## Aim of the exercise
Nothing but a verbatim copy of the data, minus the images, should be returned.

## Records
*****
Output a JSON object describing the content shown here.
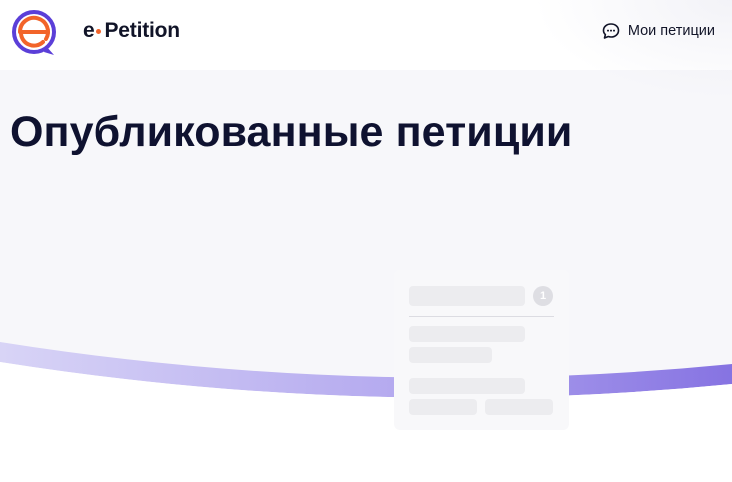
{
  "header": {
    "logo_icon": "epetition-logo-icon",
    "brand_prefix": "e",
    "brand_name": "Petition",
    "my_petitions_label": "Мои петиции",
    "my_petitions_icon": "chat-bubble-icon"
  },
  "main": {
    "title": "Опубликованные петиции",
    "skeleton_card": {
      "badge_number": "1"
    }
  },
  "colors": {
    "logo_orange": "#f2642a",
    "logo_purple": "#5b3fd8",
    "wave_start": "#d8d4f6",
    "wave_end": "#8673e2",
    "title": "#0f1230"
  }
}
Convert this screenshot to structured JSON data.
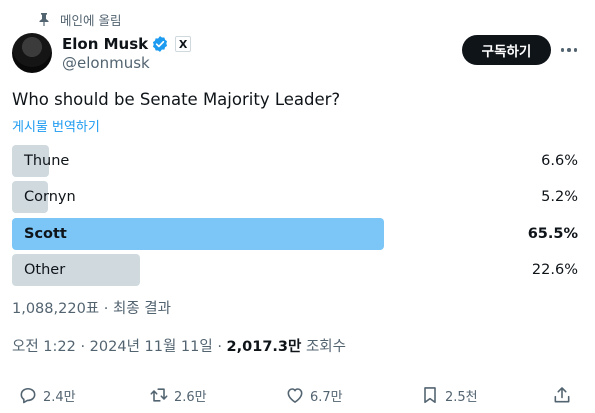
{
  "pinned": {
    "label": "메인에 올림",
    "icon": "pin-icon"
  },
  "author": {
    "name": "Elon Musk",
    "handle": "@elonmusk",
    "verified_icon": "verified-badge-icon",
    "affiliate_icon": "x-logo-icon",
    "affiliate_text": "X",
    "verified_color": "#1d9bf0"
  },
  "subscribe_label": "구독하기",
  "more_icon": "more-icon",
  "post": {
    "question": "Who should be Senate Majority Leader?",
    "translate_label": "게시물 번역하기"
  },
  "poll": {
    "options": [
      {
        "label": "Thune",
        "percent": "6.6%",
        "value": 6.6,
        "winner": false
      },
      {
        "label": "Cornyn",
        "percent": "5.2%",
        "value": 5.2,
        "winner": false
      },
      {
        "label": "Scott",
        "percent": "65.5%",
        "value": 65.5,
        "winner": true
      },
      {
        "label": "Other",
        "percent": "22.6%",
        "value": 22.6,
        "winner": false
      }
    ],
    "votes_text": "1,088,220표 · 최종 결과"
  },
  "meta": {
    "timestamp": "오전 1:22 · 2024년 11월 11일 · ",
    "views_count": "2,017.3만",
    "views_label": " 조회수"
  },
  "actions": {
    "reply": {
      "icon": "reply-icon",
      "count": "2.4만"
    },
    "repost": {
      "icon": "repost-icon",
      "count": "2.6만"
    },
    "like": {
      "icon": "heart-icon",
      "count": "6.7만"
    },
    "bookmark": {
      "icon": "bookmark-icon",
      "count": "2.5천"
    },
    "share": {
      "icon": "share-icon"
    }
  },
  "colors": {
    "accent": "#1d9bf0",
    "poll_bar": "#cfd9de",
    "poll_bar_winner": "#7cc6f7",
    "secondary_text": "#536471"
  }
}
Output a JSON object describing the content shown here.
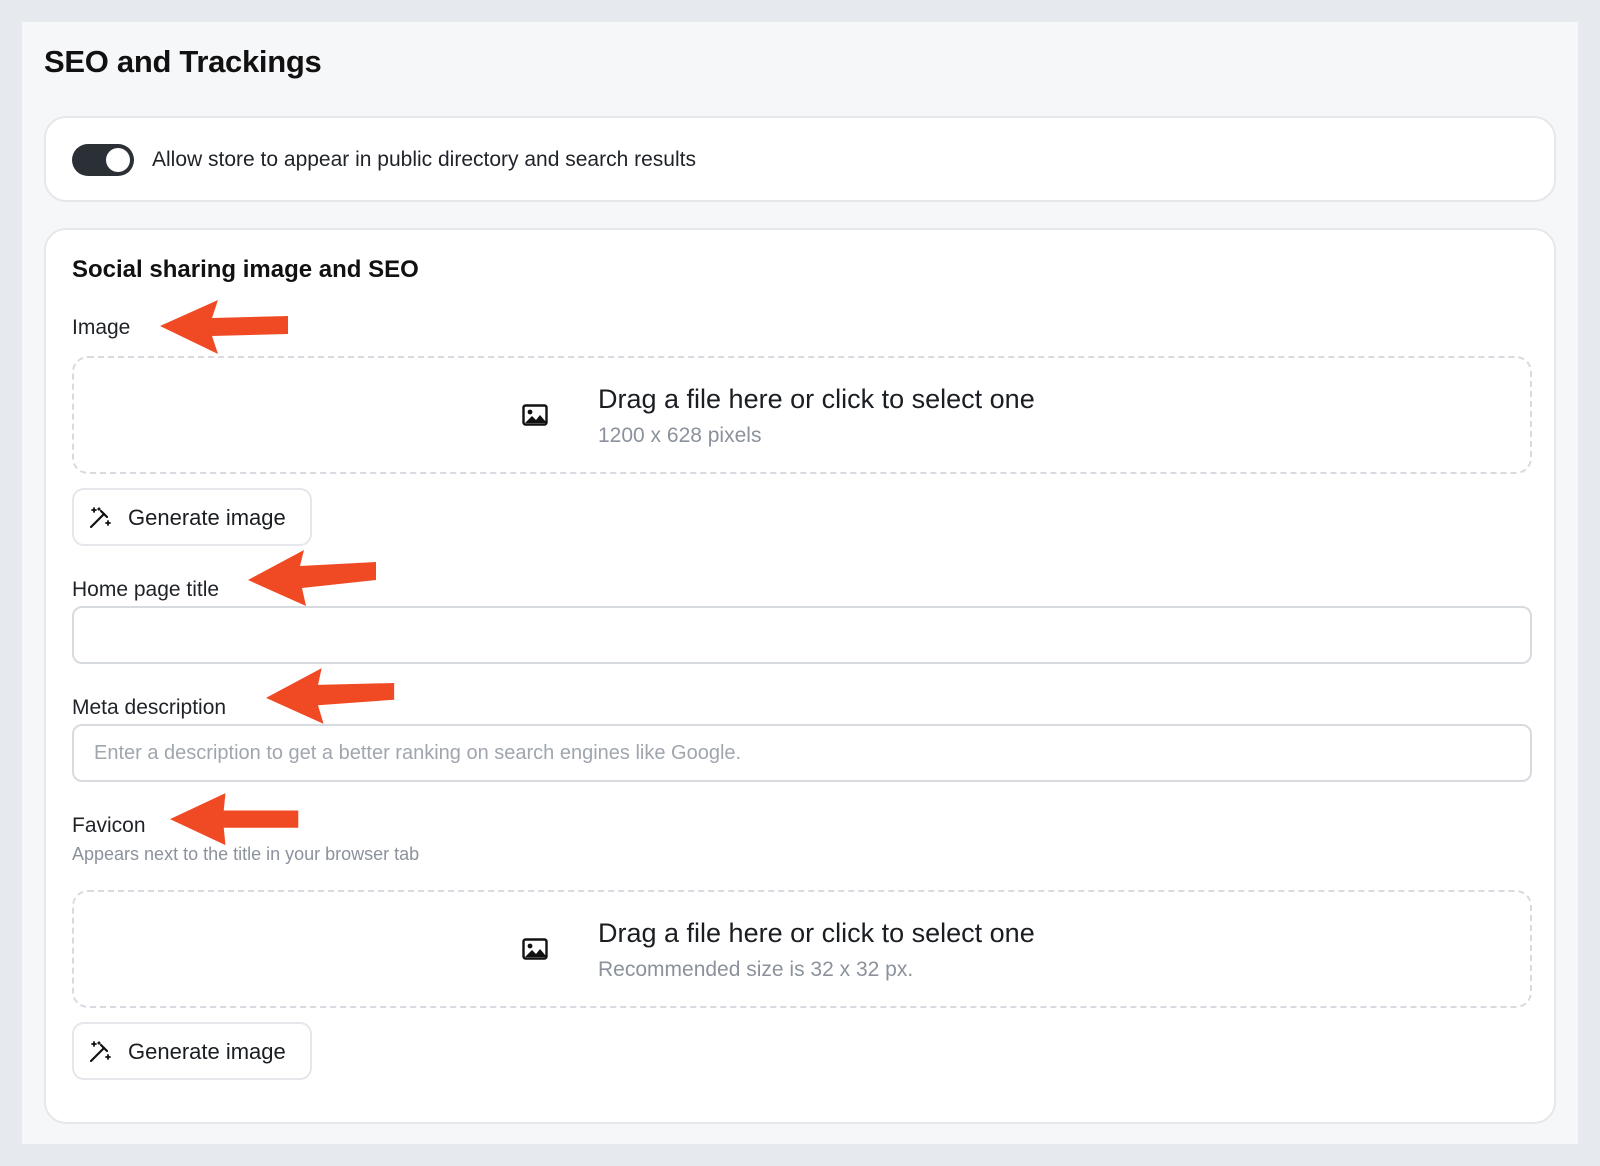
{
  "page": {
    "title": "SEO and Trackings"
  },
  "visibility": {
    "toggle_label": "Allow store to appear in public directory and search results",
    "enabled": true
  },
  "seo": {
    "section_title": "Social sharing image and SEO",
    "image": {
      "label": "Image",
      "dropzone_text": "Drag a file here or click to select one",
      "dropzone_hint": "1200 x 628 pixels",
      "generate_label": "Generate image"
    },
    "home_title": {
      "label": "Home page title",
      "value": "",
      "placeholder": ""
    },
    "meta": {
      "label": "Meta description",
      "value": "",
      "placeholder": "Enter a description to get a better ranking on search engines like Google."
    },
    "favicon": {
      "label": "Favicon",
      "help": "Appears next to the title in your browser tab",
      "dropzone_text": "Drag a file here or click to select one",
      "dropzone_hint": "Recommended size is 32 x 32 px.",
      "generate_label": "Generate image"
    }
  },
  "colors": {
    "annotation_arrow": "#f04a24",
    "toggle_on": "#2b2f36"
  },
  "icons": {
    "dropzone": "image-icon",
    "generate": "magic-wand-icon",
    "annotation": "arrow-left-icon"
  }
}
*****
## Result of the task
Output a JSON object describing the content shown here.
{
  "header": {
    "logo_icon": "epetition-logo-icon",
    "brand_prefix": "e",
    "brand_name": "Petition",
    "my_petitions_label": "Мои петиции",
    "my_petitions_icon": "chat-bubble-icon"
  },
  "main": {
    "title": "Опубликованные петиции",
    "skeleton_card": {
      "badge_number": "1"
    }
  },
  "colors": {
    "logo_orange": "#f2642a",
    "logo_purple": "#5b3fd8",
    "wave_start": "#d8d4f6",
    "wave_end": "#8673e2",
    "title": "#0f1230"
  }
}
Convert this screenshot to structured JSON data.
{
  "pinned": {
    "label": "메인에 올림",
    "icon": "pin-icon"
  },
  "author": {
    "name": "Elon Musk",
    "handle": "@elonmusk",
    "verified_icon": "verified-badge-icon",
    "affiliate_icon": "x-logo-icon",
    "affiliate_text": "X",
    "verified_color": "#1d9bf0"
  },
  "subscribe_label": "구독하기",
  "more_icon": "more-icon",
  "post": {
    "question": "Who should be Senate Majority Leader?",
    "translate_label": "게시물 번역하기"
  },
  "poll": {
    "options": [
      {
        "label": "Thune",
        "percent": "6.6%",
        "value": 6.6,
        "winner": false
      },
      {
        "label": "Cornyn",
        "percent": "5.2%",
        "value": 5.2,
        "winner": false
      },
      {
        "label": "Scott",
        "percent": "65.5%",
        "value": 65.5,
        "winner": true
      },
      {
        "label": "Other",
        "percent": "22.6%",
        "value": 22.6,
        "winner": false
      }
    ],
    "votes_text": "1,088,220표 · 최종 결과"
  },
  "meta": {
    "timestamp": "오전 1:22 · 2024년 11월 11일 · ",
    "views_count": "2,017.3만",
    "views_label": " 조회수"
  },
  "actions": {
    "reply": {
      "icon": "reply-icon",
      "count": "2.4만"
    },
    "repost": {
      "icon": "repost-icon",
      "count": "2.6만"
    },
    "like": {
      "icon": "heart-icon",
      "count": "6.7만"
    },
    "bookmark": {
      "icon": "bookmark-icon",
      "count": "2.5천"
    },
    "share": {
      "icon": "share-icon"
    }
  },
  "colors": {
    "accent": "#1d9bf0",
    "poll_bar": "#cfd9de",
    "poll_bar_winner": "#7cc6f7",
    "secondary_text": "#536471"
  }
}
Output a JSON object describing the content shown here.
{
  "page": {
    "title": "SEO and Trackings"
  },
  "visibility": {
    "toggle_label": "Allow store to appear in public directory and search results",
    "enabled": true
  },
  "seo": {
    "section_title": "Social sharing image and SEO",
    "image": {
      "label": "Image",
      "dropzone_text": "Drag a file here or click to select one",
      "dropzone_hint": "1200 x 628 pixels",
      "generate_label": "Generate image"
    },
    "home_title": {
      "label": "Home page title",
      "value": "",
      "placeholder": ""
    },
    "meta": {
      "label": "Meta description",
      "value": "",
      "placeholder": "Enter a description to get a better ranking on search engines like Google."
    },
    "favicon": {
      "label": "Favicon",
      "help": "Appears next to the title in your browser tab",
      "dropzone_text": "Drag a file here or click to select one",
      "dropzone_hint": "Recommended size is 32 x 32 px.",
      "generate_label": "Generate image"
    }
  },
  "colors": {
    "annotation_arrow": "#f04a24",
    "toggle_on": "#2b2f36"
  },
  "icons": {
    "dropzone": "image-icon",
    "generate": "magic-wand-icon",
    "annotation": "arrow-left-icon"
  }
}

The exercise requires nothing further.